* **EXERCISE GOAL**
The records follow. Give them all back exactly.

[Opening MATERIAL TO PROCESS section]

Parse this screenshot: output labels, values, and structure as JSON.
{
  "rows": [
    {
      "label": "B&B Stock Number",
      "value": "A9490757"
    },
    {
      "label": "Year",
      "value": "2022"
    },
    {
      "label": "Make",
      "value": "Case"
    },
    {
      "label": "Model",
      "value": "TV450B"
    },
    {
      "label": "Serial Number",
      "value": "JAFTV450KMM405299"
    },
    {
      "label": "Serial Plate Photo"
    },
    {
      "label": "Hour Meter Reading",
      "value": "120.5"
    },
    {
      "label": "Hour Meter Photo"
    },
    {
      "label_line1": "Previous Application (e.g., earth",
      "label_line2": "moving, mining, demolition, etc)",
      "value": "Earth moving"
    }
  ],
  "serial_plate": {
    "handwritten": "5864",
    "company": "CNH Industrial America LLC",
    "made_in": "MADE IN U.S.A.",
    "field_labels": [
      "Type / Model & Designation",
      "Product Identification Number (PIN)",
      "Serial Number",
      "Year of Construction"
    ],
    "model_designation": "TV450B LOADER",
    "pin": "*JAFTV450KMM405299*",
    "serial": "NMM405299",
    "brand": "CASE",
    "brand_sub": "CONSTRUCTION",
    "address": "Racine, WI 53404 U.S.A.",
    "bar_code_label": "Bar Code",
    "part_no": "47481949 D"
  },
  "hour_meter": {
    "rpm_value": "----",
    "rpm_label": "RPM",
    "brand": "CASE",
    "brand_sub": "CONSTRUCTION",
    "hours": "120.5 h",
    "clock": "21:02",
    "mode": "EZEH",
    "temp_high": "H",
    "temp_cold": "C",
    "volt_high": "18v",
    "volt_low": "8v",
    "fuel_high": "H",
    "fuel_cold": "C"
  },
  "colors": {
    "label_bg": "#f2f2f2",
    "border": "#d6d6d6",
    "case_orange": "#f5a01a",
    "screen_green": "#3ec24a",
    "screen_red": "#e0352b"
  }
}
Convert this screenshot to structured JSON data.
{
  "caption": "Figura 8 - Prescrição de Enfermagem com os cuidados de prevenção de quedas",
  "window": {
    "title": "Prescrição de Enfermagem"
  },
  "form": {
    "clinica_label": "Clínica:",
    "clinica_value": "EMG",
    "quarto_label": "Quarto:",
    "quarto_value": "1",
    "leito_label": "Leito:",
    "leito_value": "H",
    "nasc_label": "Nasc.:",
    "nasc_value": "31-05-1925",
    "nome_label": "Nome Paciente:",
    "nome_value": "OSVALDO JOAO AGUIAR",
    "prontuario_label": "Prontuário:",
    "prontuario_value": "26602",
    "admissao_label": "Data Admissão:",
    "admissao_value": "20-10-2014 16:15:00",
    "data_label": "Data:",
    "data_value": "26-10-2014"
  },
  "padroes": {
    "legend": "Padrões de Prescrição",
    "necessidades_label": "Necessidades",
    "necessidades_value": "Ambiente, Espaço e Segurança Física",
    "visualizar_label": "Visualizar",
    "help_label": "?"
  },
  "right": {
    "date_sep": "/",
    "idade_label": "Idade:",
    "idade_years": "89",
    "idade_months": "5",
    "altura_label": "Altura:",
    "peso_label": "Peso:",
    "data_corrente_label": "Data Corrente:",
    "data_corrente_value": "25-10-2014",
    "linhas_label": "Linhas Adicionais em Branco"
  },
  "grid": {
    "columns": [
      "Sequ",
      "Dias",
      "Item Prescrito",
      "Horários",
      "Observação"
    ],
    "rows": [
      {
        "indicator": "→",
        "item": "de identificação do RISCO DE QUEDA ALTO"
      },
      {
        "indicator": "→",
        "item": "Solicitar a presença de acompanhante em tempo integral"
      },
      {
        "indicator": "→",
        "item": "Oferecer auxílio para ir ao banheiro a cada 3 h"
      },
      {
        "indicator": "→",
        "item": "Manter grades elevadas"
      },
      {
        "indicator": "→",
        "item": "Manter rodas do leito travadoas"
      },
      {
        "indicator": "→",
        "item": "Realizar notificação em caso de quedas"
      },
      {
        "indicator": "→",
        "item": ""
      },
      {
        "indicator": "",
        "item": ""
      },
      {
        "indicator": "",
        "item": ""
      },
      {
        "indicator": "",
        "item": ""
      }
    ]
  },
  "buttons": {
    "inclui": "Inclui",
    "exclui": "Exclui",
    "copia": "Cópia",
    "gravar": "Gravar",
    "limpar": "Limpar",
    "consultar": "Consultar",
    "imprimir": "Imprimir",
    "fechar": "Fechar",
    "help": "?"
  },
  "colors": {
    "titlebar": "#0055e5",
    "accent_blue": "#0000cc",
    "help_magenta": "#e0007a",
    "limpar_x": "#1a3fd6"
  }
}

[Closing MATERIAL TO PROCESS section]

* **RESPONSE BELOW**
Parse this screenshot: output labels, values, and structure as JSON.
{
  "rows": [
    {
      "label": "B&B Stock Number",
      "value": "A9490757"
    },
    {
      "label": "Year",
      "value": "2022"
    },
    {
      "label": "Make",
      "value": "Case"
    },
    {
      "label": "Model",
      "value": "TV450B"
    },
    {
      "label": "Serial Number",
      "value": "JAFTV450KMM405299"
    },
    {
      "label": "Serial Plate Photo"
    },
    {
      "label": "Hour Meter Reading",
      "value": "120.5"
    },
    {
      "label": "Hour Meter Photo"
    },
    {
      "label_line1": "Previous Application (e.g., earth",
      "label_line2": "moving, mining, demolition, etc)",
      "value": "Earth moving"
    }
  ],
  "serial_plate": {
    "handwritten": "5864",
    "company": "CNH Industrial America LLC",
    "made_in": "MADE IN U.S.A.",
    "field_labels": [
      "Type / Model & Designation",
      "Product Identification Number (PIN)",
      "Serial Number",
      "Year of Construction"
    ],
    "model_designation": "TV450B LOADER",
    "pin": "*JAFTV450KMM405299*",
    "serial": "NMM405299",
    "brand": "CASE",
    "brand_sub": "CONSTRUCTION",
    "address": "Racine, WI 53404 U.S.A.",
    "bar_code_label": "Bar Code",
    "part_no": "47481949 D"
  },
  "hour_meter": {
    "rpm_value": "----",
    "rpm_label": "RPM",
    "brand": "CASE",
    "brand_sub": "CONSTRUCTION",
    "hours": "120.5 h",
    "clock": "21:02",
    "mode": "EZEH",
    "temp_high": "H",
    "temp_cold": "C",
    "volt_high": "18v",
    "volt_low": "8v",
    "fuel_high": "H",
    "fuel_cold": "C"
  },
  "colors": {
    "label_bg": "#f2f2f2",
    "border": "#d6d6d6",
    "case_orange": "#f5a01a",
    "screen_green": "#3ec24a",
    "screen_red": "#e0352b"
  }
}
Convert this screenshot to structured JSON data.
{
  "caption": "Figura 8 - Prescrição de Enfermagem com os cuidados de prevenção de quedas",
  "window": {
    "title": "Prescrição de Enfermagem"
  },
  "form": {
    "clinica_label": "Clínica:",
    "clinica_value": "EMG",
    "quarto_label": "Quarto:",
    "quarto_value": "1",
    "leito_label": "Leito:",
    "leito_value": "H",
    "nasc_label": "Nasc.:",
    "nasc_value": "31-05-1925",
    "nome_label": "Nome Paciente:",
    "nome_value": "OSVALDO JOAO AGUIAR",
    "prontuario_label": "Prontuário:",
    "prontuario_value": "26602",
    "admissao_label": "Data Admissão:",
    "admissao_value": "20-10-2014 16:15:00",
    "data_label": "Data:",
    "data_value": "26-10-2014"
  },
  "padroes": {
    "legend": "Padrões de Prescrição",
    "necessidades_label": "Necessidades",
    "necessidades_value": "Ambiente, Espaço e Segurança Física",
    "visualizar_label": "Visualizar",
    "help_label": "?"
  },
  "right": {
    "date_sep": "/",
    "idade_label": "Idade:",
    "idade_years": "89",
    "idade_months": "5",
    "altura_label": "Altura:",
    "peso_label": "Peso:",
    "data_corrente_label": "Data Corrente:",
    "data_corrente_value": "25-10-2014",
    "linhas_label": "Linhas Adicionais em Branco"
  },
  "grid": {
    "columns": [
      "Sequ",
      "Dias",
      "Item Prescrito",
      "Horários",
      "Observação"
    ],
    "rows": [
      {
        "indicator": "→",
        "item": "de identificação do RISCO DE QUEDA ALTO"
      },
      {
        "indicator": "→",
        "item": "Solicitar a presença de acompanhante em tempo integral"
      },
      {
        "indicator": "→",
        "item": "Oferecer auxílio para ir ao banheiro a cada 3 h"
      },
      {
        "indicator": "→",
        "item": "Manter grades elevadas"
      },
      {
        "indicator": "→",
        "item": "Manter rodas do leito travadoas"
      },
      {
        "indicator": "→",
        "item": "Realizar notificação em caso de quedas"
      },
      {
        "indicator": "→",
        "item": ""
      },
      {
        "indicator": "",
        "item": ""
      },
      {
        "indicator": "",
        "item": ""
      },
      {
        "indicator": "",
        "item": ""
      }
    ]
  },
  "buttons": {
    "inclui": "Inclui",
    "exclui": "Exclui",
    "copia": "Cópia",
    "gravar": "Gravar",
    "limpar": "Limpar",
    "consultar": "Consultar",
    "imprimir": "Imprimir",
    "fechar": "Fechar",
    "help": "?"
  },
  "colors": {
    "titlebar": "#0055e5",
    "accent_blue": "#0000cc",
    "help_magenta": "#e0007a",
    "limpar_x": "#1a3fd6"
  }
}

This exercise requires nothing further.